Exacerbation of chikungunya virus rheumatic immunopathology by a high fiber diet and butyrate
- 1QIMR Berghofer Medical Research Institute, Australia
- 2Australian Infectious Disease Research Centre, University of Queensland, Australia
- 3Computational Systems Biology Laboratory, Faculty of Pharmaceutical Sciences, University of São Paulo, Brazil
- 4Institut National de la Recherche Agronomique, Université Paris-Saclay, France
- 5Department of Virology II, National Institute of Infectious Diseases (NIID), Japan
Chikungunya virus (CHIKV) is a mosquito transmitted alphavirus associated with a robust systemic infection and an acute inflammatory rheumatic disease.
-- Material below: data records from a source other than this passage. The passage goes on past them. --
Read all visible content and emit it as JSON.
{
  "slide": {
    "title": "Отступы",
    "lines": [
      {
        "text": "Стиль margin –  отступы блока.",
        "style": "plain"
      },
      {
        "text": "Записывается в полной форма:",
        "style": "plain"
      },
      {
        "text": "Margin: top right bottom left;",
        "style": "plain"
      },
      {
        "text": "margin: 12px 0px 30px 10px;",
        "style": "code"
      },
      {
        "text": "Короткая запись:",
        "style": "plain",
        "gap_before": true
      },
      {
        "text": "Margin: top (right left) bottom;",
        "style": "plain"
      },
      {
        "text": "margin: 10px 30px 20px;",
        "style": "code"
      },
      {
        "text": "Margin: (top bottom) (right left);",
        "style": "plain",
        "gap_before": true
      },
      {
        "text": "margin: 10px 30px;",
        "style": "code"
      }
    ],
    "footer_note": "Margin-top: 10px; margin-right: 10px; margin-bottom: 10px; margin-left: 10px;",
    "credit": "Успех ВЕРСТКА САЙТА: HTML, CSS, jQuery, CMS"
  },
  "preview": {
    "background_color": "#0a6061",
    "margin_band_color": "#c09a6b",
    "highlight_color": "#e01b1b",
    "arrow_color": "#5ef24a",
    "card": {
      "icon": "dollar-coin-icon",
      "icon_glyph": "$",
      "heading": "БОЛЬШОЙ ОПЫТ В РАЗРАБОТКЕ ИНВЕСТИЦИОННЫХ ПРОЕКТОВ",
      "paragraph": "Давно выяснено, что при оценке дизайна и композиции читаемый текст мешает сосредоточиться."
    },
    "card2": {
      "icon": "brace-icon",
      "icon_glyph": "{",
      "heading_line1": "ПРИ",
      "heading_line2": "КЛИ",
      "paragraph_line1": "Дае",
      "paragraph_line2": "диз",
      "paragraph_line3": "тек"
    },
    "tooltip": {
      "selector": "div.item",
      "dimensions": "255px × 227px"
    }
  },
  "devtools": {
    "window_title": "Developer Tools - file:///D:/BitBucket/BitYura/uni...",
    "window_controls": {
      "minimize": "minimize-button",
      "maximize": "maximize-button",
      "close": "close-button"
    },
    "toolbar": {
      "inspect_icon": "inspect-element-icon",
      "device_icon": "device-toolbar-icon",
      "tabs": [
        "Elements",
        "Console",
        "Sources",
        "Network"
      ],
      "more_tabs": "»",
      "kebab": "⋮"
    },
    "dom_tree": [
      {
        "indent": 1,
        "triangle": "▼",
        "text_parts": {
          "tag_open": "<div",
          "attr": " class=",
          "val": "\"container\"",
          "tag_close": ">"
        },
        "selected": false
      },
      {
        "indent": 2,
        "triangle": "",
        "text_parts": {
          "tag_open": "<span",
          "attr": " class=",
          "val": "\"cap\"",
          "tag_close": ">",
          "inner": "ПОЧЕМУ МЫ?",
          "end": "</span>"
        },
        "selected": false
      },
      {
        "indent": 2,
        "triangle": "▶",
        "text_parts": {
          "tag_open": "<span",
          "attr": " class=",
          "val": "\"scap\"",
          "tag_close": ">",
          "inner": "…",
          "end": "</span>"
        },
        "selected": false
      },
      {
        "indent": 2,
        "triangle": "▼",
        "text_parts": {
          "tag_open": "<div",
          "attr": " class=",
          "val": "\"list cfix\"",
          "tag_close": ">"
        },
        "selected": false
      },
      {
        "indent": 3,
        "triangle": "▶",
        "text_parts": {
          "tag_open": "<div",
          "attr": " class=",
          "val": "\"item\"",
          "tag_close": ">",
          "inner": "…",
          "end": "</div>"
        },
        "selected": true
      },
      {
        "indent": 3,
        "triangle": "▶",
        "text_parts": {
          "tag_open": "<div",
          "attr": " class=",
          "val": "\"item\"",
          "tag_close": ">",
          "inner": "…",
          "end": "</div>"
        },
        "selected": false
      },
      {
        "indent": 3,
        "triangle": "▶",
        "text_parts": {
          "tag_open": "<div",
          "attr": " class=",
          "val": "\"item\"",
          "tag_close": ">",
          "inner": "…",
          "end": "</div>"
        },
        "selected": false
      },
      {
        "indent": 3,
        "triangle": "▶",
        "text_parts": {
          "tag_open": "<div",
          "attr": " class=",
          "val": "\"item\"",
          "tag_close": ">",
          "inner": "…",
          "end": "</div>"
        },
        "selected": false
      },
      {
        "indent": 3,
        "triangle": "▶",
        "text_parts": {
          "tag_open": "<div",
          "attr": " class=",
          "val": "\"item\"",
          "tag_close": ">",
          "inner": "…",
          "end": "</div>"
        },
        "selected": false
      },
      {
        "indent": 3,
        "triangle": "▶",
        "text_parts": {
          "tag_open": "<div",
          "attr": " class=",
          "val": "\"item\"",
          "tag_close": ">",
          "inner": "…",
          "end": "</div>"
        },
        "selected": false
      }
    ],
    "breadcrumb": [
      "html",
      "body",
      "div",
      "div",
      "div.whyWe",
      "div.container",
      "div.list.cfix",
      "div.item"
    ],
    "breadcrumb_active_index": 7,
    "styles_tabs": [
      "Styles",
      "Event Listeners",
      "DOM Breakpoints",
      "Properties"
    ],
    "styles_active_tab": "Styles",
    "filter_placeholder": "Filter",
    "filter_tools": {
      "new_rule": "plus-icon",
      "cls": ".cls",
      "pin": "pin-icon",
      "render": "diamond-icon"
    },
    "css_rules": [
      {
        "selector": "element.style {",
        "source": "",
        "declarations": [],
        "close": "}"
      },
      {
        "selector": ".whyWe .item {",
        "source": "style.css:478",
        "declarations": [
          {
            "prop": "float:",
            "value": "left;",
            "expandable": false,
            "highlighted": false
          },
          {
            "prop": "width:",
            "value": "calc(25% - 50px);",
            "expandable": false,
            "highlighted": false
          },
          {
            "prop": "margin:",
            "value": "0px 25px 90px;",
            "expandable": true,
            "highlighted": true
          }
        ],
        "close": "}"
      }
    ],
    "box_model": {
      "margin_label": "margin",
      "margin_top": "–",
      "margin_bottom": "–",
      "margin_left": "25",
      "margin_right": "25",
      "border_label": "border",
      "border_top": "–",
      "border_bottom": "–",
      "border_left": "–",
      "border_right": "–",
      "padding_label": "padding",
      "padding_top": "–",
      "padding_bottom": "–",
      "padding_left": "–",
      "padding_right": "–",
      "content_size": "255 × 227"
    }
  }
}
A high fiber diet has been widely promoted for its ability to ameliorate inflammatory diseases. Fiber is fermented in the gut into short chain fatty acids such as acetate, propionate and butyrate, which enter the circulation providing systemic anti-inflammatory activities. Herein we show that mice fed a high fiber diet show a clear worsening of CHIKV arthropathy, with increased edema and neutrophil infiltrates. RNA-Seq analyses illustrated that a high fiber diet, in this setting, promoted a range of pro-neutrophil responses including Th17/IL-17. Gene Set Enrichment Analyses further demonstrated significant similarities with mouse models of inflammatory psoriasis and significant depression of macrophage resolution phase signatures in the CHIKV arthritic lesions from mice fed a high fiber diet. Supplementation of the drinking water with butyrate also increased edema after CHIKV infection. However, the mechanisms involved were different, with modulation of AP-1 and NF-κB responses identified, potentially implicating deoptimization of endothelial barrier repair. Thus neither fiber nor SCFAs provided benefits in this acute infectious disease setting, which is characterized by widespread viral cytopathic effects and a need for tissue repair.
Keywords: Chikungunya, immunopathology, Arthritis, Fiber, Diet
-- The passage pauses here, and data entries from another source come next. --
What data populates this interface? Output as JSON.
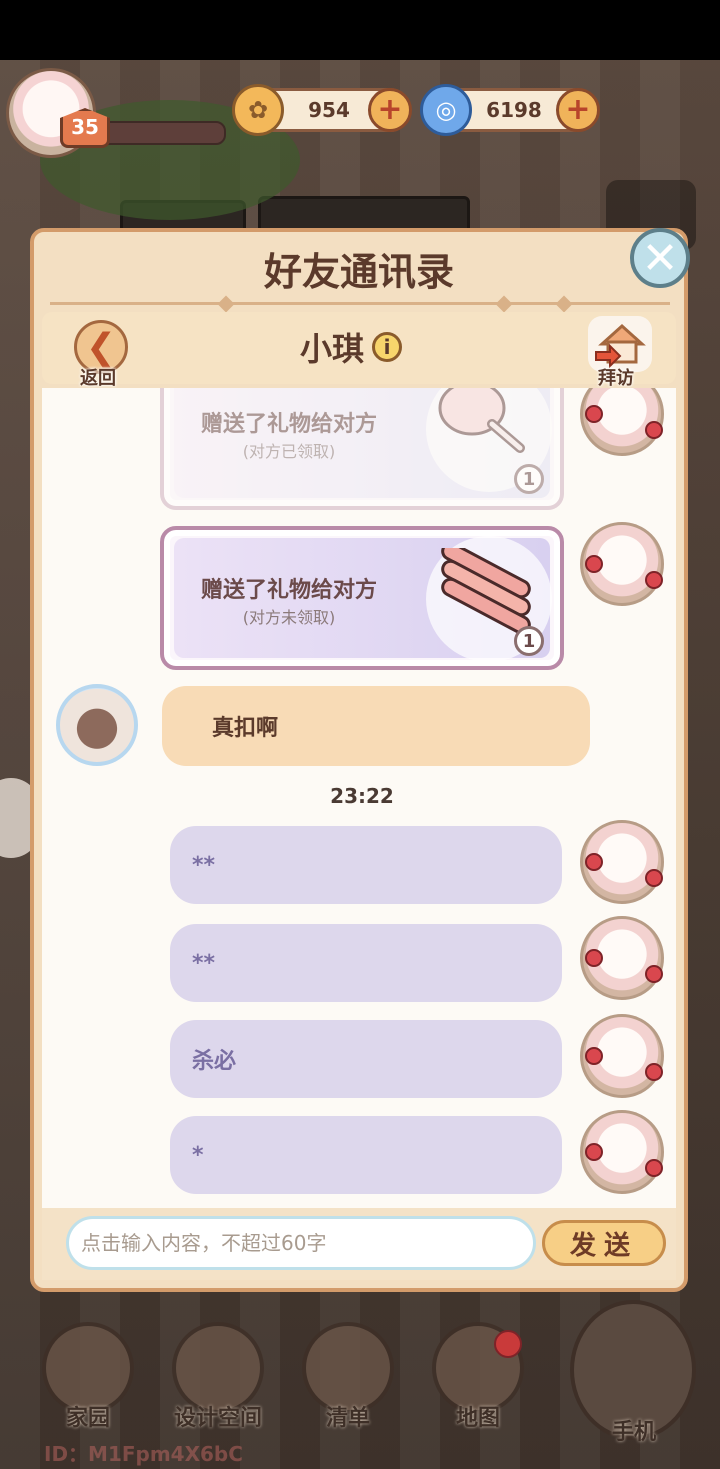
{
  "hud": {
    "level": "35",
    "xp_progress": 0.05,
    "coins": "954",
    "gems": "6198",
    "coin_plus": "+",
    "gem_plus": "+"
  },
  "dialog": {
    "title": "好友通讯录",
    "close_symbol": "✕",
    "back_label": "返回",
    "back_symbol": "❮",
    "friend_name": "小琪",
    "info_symbol": "i",
    "visit_label": "拜访"
  },
  "messages": {
    "gift1": {
      "title": "赠送了礼物给对方",
      "status": "(对方已领取)",
      "count": "1"
    },
    "gift2": {
      "title": "赠送了礼物给对方",
      "status": "(对方未领取)",
      "count": "1"
    },
    "friend_msg": "真扣啊",
    "timestamp": "23:22",
    "mine": [
      "**",
      "**",
      "杀必",
      "*"
    ]
  },
  "input": {
    "placeholder": "点击输入内容，不超过60字",
    "send_label": "发送"
  },
  "nav": {
    "home": "家园",
    "design": "设计空间",
    "list": "清单",
    "map": "地图",
    "phone": "手机"
  },
  "footer": {
    "id_text": "ID：M1Fpm4X6bC"
  }
}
Received: 26 Jul 2019;
Accepted: 08 Nov 2019.
Copyright: © 2019 Suhrbier, Prow, Hirata, Tang, Larcher, Mukhopadhyay, Alves, Le, Gardner, Poo, Nakayama, Lutzky and Nakaya. This is an open-access article distributed under the terms of the Creative Commons Attribution License (CC BY). The use, distribution or reproduction in other forums is permitted, provided the original author(s) and the copyright owner(s) are credited and that the original publication in this journal is cited, in accordance with accepted academic practice. No use, distribution or reproduction is permitted which does not comply with these terms.
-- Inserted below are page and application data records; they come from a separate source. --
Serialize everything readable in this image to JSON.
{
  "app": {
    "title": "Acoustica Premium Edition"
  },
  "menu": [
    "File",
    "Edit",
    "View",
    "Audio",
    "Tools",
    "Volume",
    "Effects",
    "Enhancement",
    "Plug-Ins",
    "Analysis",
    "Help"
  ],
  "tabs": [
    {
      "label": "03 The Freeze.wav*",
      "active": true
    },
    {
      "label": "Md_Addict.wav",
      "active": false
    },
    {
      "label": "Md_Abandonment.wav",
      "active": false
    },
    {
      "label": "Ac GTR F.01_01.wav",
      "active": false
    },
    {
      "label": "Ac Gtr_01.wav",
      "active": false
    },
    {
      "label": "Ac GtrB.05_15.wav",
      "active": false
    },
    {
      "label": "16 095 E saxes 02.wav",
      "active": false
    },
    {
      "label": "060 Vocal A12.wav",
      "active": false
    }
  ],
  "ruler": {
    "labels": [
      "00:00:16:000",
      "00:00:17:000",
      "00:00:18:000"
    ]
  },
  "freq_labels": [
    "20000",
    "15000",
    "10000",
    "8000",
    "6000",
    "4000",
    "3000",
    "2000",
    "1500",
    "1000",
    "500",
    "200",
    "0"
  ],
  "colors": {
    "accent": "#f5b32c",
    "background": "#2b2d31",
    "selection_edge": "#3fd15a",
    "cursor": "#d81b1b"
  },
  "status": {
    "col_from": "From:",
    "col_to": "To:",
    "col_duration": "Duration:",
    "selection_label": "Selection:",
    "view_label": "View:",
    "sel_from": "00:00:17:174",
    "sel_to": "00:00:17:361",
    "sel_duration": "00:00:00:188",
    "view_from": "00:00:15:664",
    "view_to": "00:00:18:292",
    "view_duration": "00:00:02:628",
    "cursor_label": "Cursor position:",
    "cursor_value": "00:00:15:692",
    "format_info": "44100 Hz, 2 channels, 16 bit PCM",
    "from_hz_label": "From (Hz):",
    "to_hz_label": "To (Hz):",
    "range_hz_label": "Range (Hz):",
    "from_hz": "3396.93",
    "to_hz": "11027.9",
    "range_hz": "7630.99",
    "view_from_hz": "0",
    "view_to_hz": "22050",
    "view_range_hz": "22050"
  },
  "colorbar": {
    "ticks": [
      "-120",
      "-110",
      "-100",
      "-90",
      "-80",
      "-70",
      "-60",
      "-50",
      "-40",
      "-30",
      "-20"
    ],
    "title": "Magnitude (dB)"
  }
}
* Correspondence: Prof. Andreas Suhrbier, QIMR Berghofer Medical Research Institute, Brisbane, Australia, Andreas.Suhrbier@qimrberghofer.edu.au